→ Web page and app entries
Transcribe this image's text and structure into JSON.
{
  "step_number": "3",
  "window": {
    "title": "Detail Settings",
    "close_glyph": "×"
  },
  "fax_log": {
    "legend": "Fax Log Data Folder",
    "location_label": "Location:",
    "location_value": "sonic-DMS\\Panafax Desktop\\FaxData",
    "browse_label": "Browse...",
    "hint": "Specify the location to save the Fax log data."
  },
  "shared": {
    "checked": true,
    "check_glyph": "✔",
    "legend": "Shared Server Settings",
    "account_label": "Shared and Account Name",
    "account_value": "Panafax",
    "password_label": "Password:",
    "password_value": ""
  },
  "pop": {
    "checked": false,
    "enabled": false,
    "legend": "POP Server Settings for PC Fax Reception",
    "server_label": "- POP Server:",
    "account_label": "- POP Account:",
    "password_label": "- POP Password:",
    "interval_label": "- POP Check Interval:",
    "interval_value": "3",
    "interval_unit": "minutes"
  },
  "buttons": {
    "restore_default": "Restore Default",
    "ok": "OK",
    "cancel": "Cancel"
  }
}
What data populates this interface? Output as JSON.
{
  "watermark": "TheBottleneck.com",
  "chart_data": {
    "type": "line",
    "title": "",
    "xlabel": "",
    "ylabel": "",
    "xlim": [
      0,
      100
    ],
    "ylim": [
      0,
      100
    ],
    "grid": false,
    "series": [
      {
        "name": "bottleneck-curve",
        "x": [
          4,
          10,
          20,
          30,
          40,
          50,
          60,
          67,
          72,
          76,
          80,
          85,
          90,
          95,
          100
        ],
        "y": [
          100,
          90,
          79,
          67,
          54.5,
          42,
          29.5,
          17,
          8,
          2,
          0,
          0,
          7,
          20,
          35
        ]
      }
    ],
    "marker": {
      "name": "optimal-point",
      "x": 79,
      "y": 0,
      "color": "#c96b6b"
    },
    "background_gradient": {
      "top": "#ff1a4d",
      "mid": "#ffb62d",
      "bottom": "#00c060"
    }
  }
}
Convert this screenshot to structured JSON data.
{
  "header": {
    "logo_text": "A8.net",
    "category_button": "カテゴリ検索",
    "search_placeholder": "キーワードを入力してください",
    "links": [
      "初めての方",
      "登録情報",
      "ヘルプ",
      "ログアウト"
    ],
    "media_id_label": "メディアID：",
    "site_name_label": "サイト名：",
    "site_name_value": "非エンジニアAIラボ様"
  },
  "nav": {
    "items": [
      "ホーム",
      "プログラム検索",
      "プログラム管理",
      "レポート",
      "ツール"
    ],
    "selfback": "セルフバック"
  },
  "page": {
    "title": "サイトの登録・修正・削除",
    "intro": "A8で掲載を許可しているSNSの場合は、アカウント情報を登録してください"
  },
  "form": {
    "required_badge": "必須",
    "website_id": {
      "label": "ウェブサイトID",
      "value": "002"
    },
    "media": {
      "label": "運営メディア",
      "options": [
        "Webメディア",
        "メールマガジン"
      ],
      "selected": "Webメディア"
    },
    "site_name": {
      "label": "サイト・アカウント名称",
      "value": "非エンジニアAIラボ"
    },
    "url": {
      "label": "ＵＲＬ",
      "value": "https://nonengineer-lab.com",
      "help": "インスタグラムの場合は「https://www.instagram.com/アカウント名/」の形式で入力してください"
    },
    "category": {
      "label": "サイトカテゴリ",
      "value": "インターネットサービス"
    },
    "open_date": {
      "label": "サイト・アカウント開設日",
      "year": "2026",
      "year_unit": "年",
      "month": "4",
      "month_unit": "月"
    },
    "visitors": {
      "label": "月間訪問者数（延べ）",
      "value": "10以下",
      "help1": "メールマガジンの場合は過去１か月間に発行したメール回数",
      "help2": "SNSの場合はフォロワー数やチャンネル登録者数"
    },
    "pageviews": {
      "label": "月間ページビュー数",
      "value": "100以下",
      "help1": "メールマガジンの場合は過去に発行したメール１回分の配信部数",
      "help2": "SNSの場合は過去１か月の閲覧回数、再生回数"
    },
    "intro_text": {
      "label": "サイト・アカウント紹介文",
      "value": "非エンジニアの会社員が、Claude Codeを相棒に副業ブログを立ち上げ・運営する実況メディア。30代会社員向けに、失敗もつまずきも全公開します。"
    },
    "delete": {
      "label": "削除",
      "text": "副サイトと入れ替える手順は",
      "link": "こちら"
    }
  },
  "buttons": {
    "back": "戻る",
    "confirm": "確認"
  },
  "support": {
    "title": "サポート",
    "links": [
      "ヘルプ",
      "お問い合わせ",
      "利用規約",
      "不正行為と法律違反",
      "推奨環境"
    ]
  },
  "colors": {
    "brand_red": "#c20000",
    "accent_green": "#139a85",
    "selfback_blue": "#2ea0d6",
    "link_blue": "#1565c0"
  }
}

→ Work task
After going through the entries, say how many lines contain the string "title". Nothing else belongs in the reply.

→ Written answer
4